Except for one storm right around Christmastime that left me stuck in traffic on SR-36 (along with hundreds of other motorists) for what seemed like forever, the fears of winter never materialized.
And, honestly, I felt cheated.
For some twisted reason, I was disappointed that my newly-purchased ice scraper never made it out of the trunk of my car. Neither did the snow shovel — a tool that proved invaluable during four years of college in Cedar City.
The extent of my first Utah winter in eight years consisted of turning up the thermostat just a touch.
So, imagine my surprise when somewhere between Stansbury Park and the north end of Tooele, a typically dreary, gray autumn day turned into a winter wonderland.
It almost made me want to pull over and build a snowman right there by the side of the road. Visions of snow angels and snowball fights gone by came rushing back.
But then, I realized something: I’m 31 years old. Those things, while fun, have passed me by. Throw in the need to bundle myself up like Ralphie Parker’s little brother, Randy, from “A Christmas Story,” and the possibility of falling down in the snow and being unable to get up, made the decision easy: It’s time to be an adult.
But as I sat in the Transcript Bulletin’s Main Street office, looking across the street through the snowflakes at the post office and the orange barrels dotting the landscape in between, I couldn’t help but continue to reflect on those snowy days gone by.

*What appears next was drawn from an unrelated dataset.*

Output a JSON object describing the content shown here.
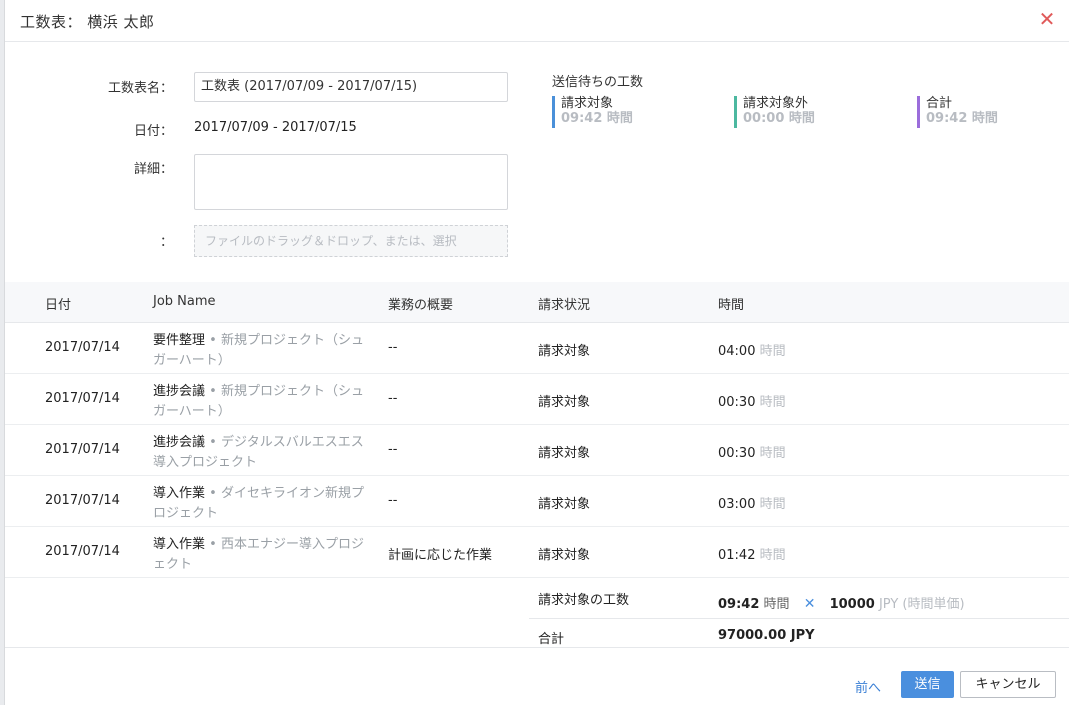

Granted, I grew up in Moab, and snow isn’t the first thing that comes to mind when you think of that part of the state. Indeed, the main memory I have of those southeastern Utah winters is of the bitter cold, where temperatures were in the teens as I waited for the school bus to take me a whopping five blocks to school.

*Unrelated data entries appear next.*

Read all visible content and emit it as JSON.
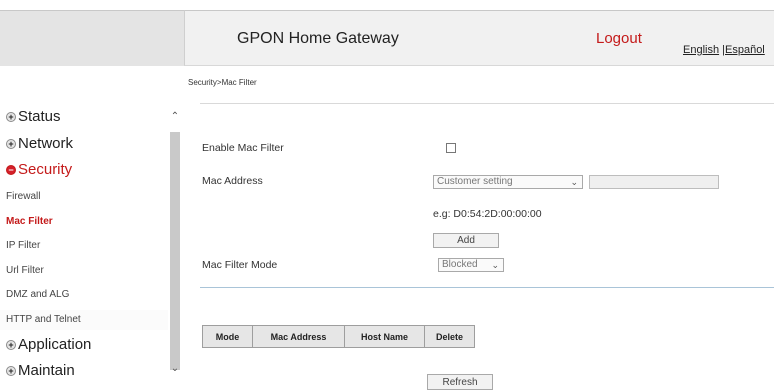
{
  "header": {
    "brand": "GPON Home Gateway",
    "logout": "Logout",
    "lang_english": "English",
    "lang_sep": " |",
    "lang_spanish": "Español"
  },
  "breadcrumb": "Security>Mac Filter",
  "sidebar": {
    "items": [
      {
        "label": "Status",
        "type": "top",
        "expanded": false
      },
      {
        "label": "Network",
        "type": "top",
        "expanded": false
      },
      {
        "label": "Security",
        "type": "top",
        "expanded": true
      },
      {
        "label": "Firewall",
        "type": "sub"
      },
      {
        "label": "Mac Filter",
        "type": "sub",
        "active": true
      },
      {
        "label": "IP Filter",
        "type": "sub"
      },
      {
        "label": "Url Filter",
        "type": "sub"
      },
      {
        "label": "DMZ and ALG",
        "type": "sub"
      },
      {
        "label": "HTTP and Telnet",
        "type": "sub"
      },
      {
        "label": "Application",
        "type": "top",
        "expanded": false
      },
      {
        "label": "Maintain",
        "type": "top",
        "expanded": false
      }
    ],
    "icons": {
      "expand": "plus-circle-icon",
      "collapse": "minus-circle-icon"
    }
  },
  "form": {
    "enable_label": "Enable Mac Filter",
    "enable_checked": false,
    "mac_label": "Mac Address",
    "mac_select_value": "Customer setting",
    "mac_input_value": "",
    "example": "e.g: D0:54:2D:00:00:00",
    "add_button": "Add",
    "mode_label": "Mac Filter Mode",
    "mode_value": "Blocked"
  },
  "table": {
    "columns": [
      "Mode",
      "Mac Address",
      "Host Name",
      "Delete"
    ]
  },
  "refresh_button": "Refresh",
  "colors": {
    "accent": "#c41a1a",
    "divider_blue": "#a9c4d8",
    "header_bg": "#f1f1f1"
  }
}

But on the rare occasion that it actually snowed, it was the single most exciting thing for us as kids. Sure, it might take all the snow in your own yard, and your neighbor’s yard — and possibly the yard across the street — to arm oneself for a halfway-decent snowball fight. But for those 5-10 minutes that snowballs flew through the neighborhood, it was worth the effort.

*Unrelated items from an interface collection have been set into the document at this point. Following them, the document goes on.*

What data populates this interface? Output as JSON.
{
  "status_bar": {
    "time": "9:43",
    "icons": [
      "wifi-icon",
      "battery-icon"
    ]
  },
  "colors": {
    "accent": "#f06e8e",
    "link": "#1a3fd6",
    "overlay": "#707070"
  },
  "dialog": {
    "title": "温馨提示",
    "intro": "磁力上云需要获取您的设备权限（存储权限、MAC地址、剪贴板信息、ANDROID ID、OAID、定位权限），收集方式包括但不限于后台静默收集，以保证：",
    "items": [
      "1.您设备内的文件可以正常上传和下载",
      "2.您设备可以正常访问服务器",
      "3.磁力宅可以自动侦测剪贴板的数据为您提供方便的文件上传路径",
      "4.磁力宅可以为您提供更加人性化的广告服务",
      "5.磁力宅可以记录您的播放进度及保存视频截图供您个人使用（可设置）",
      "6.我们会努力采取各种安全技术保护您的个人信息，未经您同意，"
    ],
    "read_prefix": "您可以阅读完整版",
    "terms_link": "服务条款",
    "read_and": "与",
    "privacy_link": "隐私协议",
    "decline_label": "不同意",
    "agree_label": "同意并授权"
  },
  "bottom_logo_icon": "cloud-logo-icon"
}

Then came college, and a move to a place where winter is more than just a mere myth. We figured out that the trays from the Southern Utah University cafeteria were just perfect for sliding down the hill below the music building.
(They weren’t so good at stopping before reaching the railing next to the walkway leading to the library. But I digress.)
I will never forget waking up on the first day of spring break to the sound of a ringing phone, with the leader of our pending Alternative Spring Break trip to Mexico on the other end. Apparently, we’d gotten nearly a foot of snow overnight, and our trusty fleet of vans was stuck in the motor pool lot. After we dug our own cars out, a group of us went to work before the sun came up to get the vans rolling.
I don’t think I’ve ever been so glad to drive through Phoenix in my life.
But last week, my daydreams were interrupted by the news that people were getting stuck in the snow on the streets of Tooele. Being an industrious and helpful lot, the Transcript Bulletin newsroom decided to help out.
There was just one problem: my own car was stuck in the Transcript Bulletin parking lot.
As sports editor Tavin Stucki and editor Dave Bern went to work with the shovel to clear a path for me to get out, I did what anyone in their right mind would do.
I turned up the heat.
Vaughan is the Community News Editor for the Transcript Bulletin. He hopes the winter weather holds off long enough for him to spend Thanksgiving with family in Moab. Email him at firstname.lastname@example.org.